▶ YOUR INSTRUCTIONS: Look through the data below and return each line where "number" appears.
START MATERIALS PROVIDED
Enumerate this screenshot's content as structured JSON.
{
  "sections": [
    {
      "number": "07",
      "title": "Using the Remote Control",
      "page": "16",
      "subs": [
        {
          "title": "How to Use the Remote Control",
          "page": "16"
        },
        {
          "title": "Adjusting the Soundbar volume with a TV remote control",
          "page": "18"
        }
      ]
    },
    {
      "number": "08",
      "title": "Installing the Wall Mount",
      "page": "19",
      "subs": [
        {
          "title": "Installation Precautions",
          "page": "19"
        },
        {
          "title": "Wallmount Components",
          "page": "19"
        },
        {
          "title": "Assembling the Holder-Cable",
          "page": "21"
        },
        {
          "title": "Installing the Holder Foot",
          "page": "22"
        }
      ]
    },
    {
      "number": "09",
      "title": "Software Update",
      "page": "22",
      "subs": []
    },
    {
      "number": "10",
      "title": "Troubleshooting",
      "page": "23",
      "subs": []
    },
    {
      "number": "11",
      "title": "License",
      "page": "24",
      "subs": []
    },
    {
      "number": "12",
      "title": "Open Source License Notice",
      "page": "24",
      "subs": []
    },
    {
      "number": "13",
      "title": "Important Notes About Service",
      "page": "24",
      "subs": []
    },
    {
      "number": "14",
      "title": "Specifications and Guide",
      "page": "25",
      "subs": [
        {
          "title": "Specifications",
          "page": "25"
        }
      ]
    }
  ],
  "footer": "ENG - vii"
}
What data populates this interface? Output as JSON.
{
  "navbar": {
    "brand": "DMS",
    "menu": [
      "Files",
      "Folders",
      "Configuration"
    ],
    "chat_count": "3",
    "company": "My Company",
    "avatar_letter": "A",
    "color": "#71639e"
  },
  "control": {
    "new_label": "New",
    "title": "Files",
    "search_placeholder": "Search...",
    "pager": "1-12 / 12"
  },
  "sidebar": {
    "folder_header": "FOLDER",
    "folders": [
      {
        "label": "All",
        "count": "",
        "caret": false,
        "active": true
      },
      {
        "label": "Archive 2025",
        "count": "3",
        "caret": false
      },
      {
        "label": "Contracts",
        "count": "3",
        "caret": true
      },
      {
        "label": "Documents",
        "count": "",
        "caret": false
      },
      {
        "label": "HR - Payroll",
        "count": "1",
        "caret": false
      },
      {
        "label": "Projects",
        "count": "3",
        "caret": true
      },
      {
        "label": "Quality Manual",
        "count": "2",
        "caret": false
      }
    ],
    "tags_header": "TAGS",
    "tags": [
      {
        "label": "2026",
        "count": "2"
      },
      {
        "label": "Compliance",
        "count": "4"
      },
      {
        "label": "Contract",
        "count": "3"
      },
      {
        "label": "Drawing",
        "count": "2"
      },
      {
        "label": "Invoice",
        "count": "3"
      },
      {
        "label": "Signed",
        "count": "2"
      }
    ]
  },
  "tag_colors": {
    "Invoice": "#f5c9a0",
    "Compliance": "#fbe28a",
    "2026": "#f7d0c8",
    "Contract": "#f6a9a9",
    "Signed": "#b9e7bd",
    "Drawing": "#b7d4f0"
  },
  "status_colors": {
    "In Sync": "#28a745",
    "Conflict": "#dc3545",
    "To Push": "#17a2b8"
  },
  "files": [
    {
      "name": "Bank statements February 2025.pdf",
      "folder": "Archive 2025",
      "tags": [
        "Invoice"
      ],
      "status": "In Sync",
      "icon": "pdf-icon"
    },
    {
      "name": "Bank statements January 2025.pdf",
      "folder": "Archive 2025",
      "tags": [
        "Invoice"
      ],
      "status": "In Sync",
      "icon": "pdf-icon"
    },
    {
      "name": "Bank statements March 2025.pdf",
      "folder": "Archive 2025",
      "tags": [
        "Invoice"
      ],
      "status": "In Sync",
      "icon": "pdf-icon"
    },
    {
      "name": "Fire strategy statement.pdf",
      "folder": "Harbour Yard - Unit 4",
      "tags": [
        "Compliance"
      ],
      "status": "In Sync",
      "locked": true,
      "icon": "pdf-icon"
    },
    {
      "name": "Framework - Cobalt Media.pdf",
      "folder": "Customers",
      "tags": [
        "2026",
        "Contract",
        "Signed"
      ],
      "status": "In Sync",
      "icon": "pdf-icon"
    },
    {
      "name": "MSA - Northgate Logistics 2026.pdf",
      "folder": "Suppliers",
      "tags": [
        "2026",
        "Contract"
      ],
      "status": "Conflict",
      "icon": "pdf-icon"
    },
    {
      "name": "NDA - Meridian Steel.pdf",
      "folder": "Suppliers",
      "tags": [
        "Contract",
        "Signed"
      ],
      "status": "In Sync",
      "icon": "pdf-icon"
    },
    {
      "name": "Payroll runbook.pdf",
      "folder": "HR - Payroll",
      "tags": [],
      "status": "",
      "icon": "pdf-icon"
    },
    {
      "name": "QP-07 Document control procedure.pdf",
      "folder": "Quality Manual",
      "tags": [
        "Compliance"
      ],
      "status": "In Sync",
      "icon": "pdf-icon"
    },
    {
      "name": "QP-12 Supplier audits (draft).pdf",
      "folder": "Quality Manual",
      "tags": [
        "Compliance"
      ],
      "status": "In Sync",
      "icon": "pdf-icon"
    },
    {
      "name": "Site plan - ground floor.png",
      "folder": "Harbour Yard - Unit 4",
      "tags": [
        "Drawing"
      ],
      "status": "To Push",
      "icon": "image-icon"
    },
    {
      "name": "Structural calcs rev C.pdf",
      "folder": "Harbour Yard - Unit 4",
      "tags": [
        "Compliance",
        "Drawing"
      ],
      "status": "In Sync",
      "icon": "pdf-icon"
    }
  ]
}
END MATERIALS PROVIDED
▶ EXPECTED OUTPUT:
      "number": "07",
      "number": "08",
      "number": "09",
      "number": "10",
      "number": "11",
      "number": "12",
      "number": "13",
      "number": "14",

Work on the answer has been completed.